NASA has all the right toys to do it, and it was rather expected that they too would be making a declaration about the changing climatic balance of the world. The premier space agency of the world has released a new data set that shows how rainfall and temperature patterns are expected to change by the end of the current century. The data uses twenty-one different models of climatic change developed by different research entities. The main focus of the model is greenhouse gasses and how they will affect the climate of the world.
The results were compiled under the umbrella of NASA Earth Exchange (NEX), a collaborative platform where advantages of supercomputing available to NASA and the organization’s awesome remote sensing equipment is used to collect huge chunks of data and analyzed in the light of climate change models. Scientists rarely have access to such vast pools of data and, therefore, the results of these studies will be much more accurate than other predictions based on lesser amount of data.
The idea behind the NEX initiative is to provide data access to scientists to help them make contingency plans for the future disasters like floods and heatwaves caused by this climatic shift. The data is open to the public, and we can observe environmental changes on a daily time scale from individual towns and cities to whole continents. The projections provide an awesome detailed map of climatic change from 1951-2100 up to a 25 Km resolution. To to come up with this map, the space agency combined real-time historical data with climate simulation data from the Fifth Couple Model Intercomparison Project.
It is a collective global effort at better understanding of the climatic change, and it has the beauty of different variant models. Some predict the world will have to be abandoned by the end of the century while others take a relaxed approach and say the atmosphere will balance out in time if we reduce emissions and other greenhouse gasses.

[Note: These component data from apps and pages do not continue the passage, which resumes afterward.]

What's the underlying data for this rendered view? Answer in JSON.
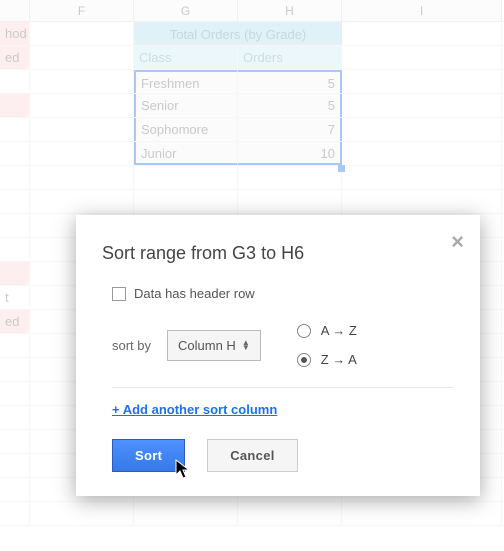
{
  "columns": {
    "E": "",
    "F": "F",
    "G": "G",
    "H": "H",
    "I": "I"
  },
  "fragments": {
    "hod": "hod",
    "ed": "ed",
    "t": "t"
  },
  "table": {
    "title": "Total Orders (by Grade)",
    "headers": {
      "class": "Class",
      "orders": "Orders"
    },
    "rows": [
      {
        "class": "Freshmen",
        "orders": "5"
      },
      {
        "class": "Senior",
        "orders": "5"
      },
      {
        "class": "Sophomore",
        "orders": "7"
      },
      {
        "class": "Junior",
        "orders": "10"
      }
    ]
  },
  "dialog": {
    "title": "Sort range from G3 to H6",
    "header_checkbox_label": "Data has header row",
    "sort_by_label": "sort by",
    "column_select": "Column H",
    "order_asc": "A → Z",
    "order_desc": "Z → A",
    "add_link": "+ Add another sort column",
    "sort_btn": "Sort",
    "cancel_btn": "Cancel"
  }
}
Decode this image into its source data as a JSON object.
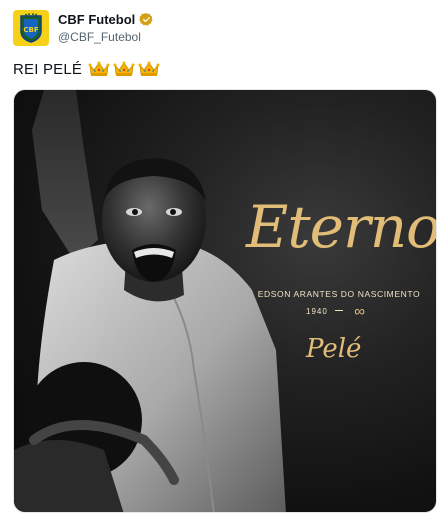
{
  "author": {
    "display_name": "CBF Futebol",
    "handle": "@CBF_Futebol",
    "verified": true,
    "avatar_icon": "cbf-crest-icon"
  },
  "tweet": {
    "text": "REI PELÉ",
    "emojis": [
      "crown-icon",
      "crown-icon",
      "crown-icon"
    ]
  },
  "media": {
    "headline": "Eterno",
    "full_name": "EDSON ARANTES DO NASCIMENTO",
    "birth_year": "1940",
    "death_symbol": "∞",
    "signature": "Pelé"
  },
  "colors": {
    "gold": "#e2bd78",
    "avatar_bg": "#f7d117",
    "verified": "#d4a017"
  }
}
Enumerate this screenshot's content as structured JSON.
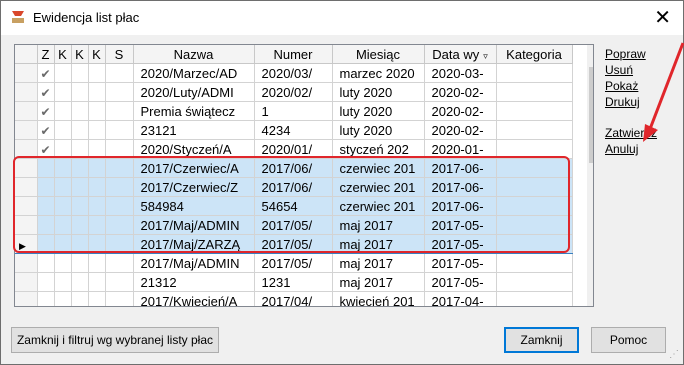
{
  "window": {
    "title": "Ewidencja list płac",
    "close_label": "✕"
  },
  "table": {
    "columns": [
      "Z",
      "K",
      "K",
      "K",
      "S",
      "Nazwa",
      "Numer",
      "Miesiąc",
      "Data wy",
      "Kategoria"
    ],
    "rows": [
      {
        "z": "✔",
        "k1": "",
        "k2": "",
        "k3": "",
        "s": "",
        "nazwa": "2020/Marzec/AD",
        "numer": "2020/03/",
        "miesiac": "marzec 2020",
        "data": "2020-03-",
        "kategoria": ""
      },
      {
        "z": "✔",
        "k1": "",
        "k2": "",
        "k3": "",
        "s": "",
        "nazwa": "2020/Luty/ADMI",
        "numer": "2020/02/",
        "miesiac": "luty 2020",
        "data": "2020-02-",
        "kategoria": ""
      },
      {
        "z": "✔",
        "k1": "",
        "k2": "",
        "k3": "",
        "s": "",
        "nazwa": "Premia świątecz",
        "numer": "1",
        "miesiac": "luty 2020",
        "data": "2020-02-",
        "kategoria": ""
      },
      {
        "z": "✔",
        "k1": "",
        "k2": "",
        "k3": "",
        "s": "",
        "nazwa": "23121",
        "numer": "4234",
        "miesiac": "luty 2020",
        "data": "2020-02-",
        "kategoria": ""
      },
      {
        "z": "✔",
        "k1": "",
        "k2": "",
        "k3": "",
        "s": "",
        "nazwa": "2020/Styczeń/A",
        "numer": "2020/01/",
        "miesiac": "styczeń 202",
        "data": "2020-01-",
        "kategoria": ""
      },
      {
        "z": "",
        "k1": "",
        "k2": "",
        "k3": "",
        "s": "",
        "nazwa": "2017/Czerwiec/A",
        "numer": "2017/06/",
        "miesiac": "czerwiec 201",
        "data": "2017-06-",
        "kategoria": ""
      },
      {
        "z": "",
        "k1": "",
        "k2": "",
        "k3": "",
        "s": "",
        "nazwa": "2017/Czerwiec/Z",
        "numer": "2017/06/",
        "miesiac": "czerwiec 201",
        "data": "2017-06-",
        "kategoria": ""
      },
      {
        "z": "",
        "k1": "",
        "k2": "",
        "k3": "",
        "s": "",
        "nazwa": "584984",
        "numer": "54654",
        "miesiac": "czerwiec 201",
        "data": "2017-06-",
        "kategoria": ""
      },
      {
        "z": "",
        "k1": "",
        "k2": "",
        "k3": "",
        "s": "",
        "nazwa": "2017/Maj/ADMIN",
        "numer": "2017/05/",
        "miesiac": "maj 2017",
        "data": "2017-05-",
        "kategoria": ""
      },
      {
        "z": "",
        "k1": "",
        "k2": "",
        "k3": "",
        "s": "",
        "nazwa": "2017/Maj/ZARZĄ",
        "numer": "2017/05/",
        "miesiac": "maj 2017",
        "data": "2017-05-",
        "kategoria": ""
      },
      {
        "z": "",
        "k1": "",
        "k2": "",
        "k3": "",
        "s": "",
        "nazwa": "2017/Maj/ADMIN",
        "numer": "2017/05/",
        "miesiac": "maj 2017",
        "data": "2017-05-",
        "kategoria": ""
      },
      {
        "z": "",
        "k1": "",
        "k2": "",
        "k3": "",
        "s": "",
        "nazwa": "21312",
        "numer": "1231",
        "miesiac": "maj 2017",
        "data": "2017-05-",
        "kategoria": ""
      },
      {
        "z": "",
        "k1": "",
        "k2": "",
        "k3": "",
        "s": "",
        "nazwa": "2017/Kwiecień/A",
        "numer": "2017/04/",
        "miesiac": "kwiecień 201",
        "data": "2017-04-",
        "kategoria": ""
      }
    ],
    "selected_rows": [
      5,
      6,
      7,
      8,
      9
    ],
    "current_row": 9,
    "current_row_marker": "▶",
    "sort_marker": "▿"
  },
  "actions": [
    "Popraw",
    "Usuń",
    "Pokaż",
    "Drukuj",
    "Zatwierdź",
    "Anuluj"
  ],
  "buttons": {
    "filter": "Zamknij i filtruj wg wybranej listy płac",
    "close": "Zamknij",
    "help": "Pomoc"
  },
  "colors": {
    "selection": "#cce4f7",
    "highlight_outline": "#e0262b",
    "annotation_arrow": "#e0262b",
    "default_button_border": "#0078d7"
  },
  "icons": [
    "app-icon",
    "close-icon",
    "check-icon",
    "row-pointer-icon",
    "sort-icon",
    "scroll-up-icon",
    "scroll-down-icon",
    "size-grip-icon",
    "red-arrow-icon"
  ]
}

It is a significant step by NASA to safeguard the future of our planet. This new tool will go a long way in preparing and planning for the future climatic implications in a scientific manner.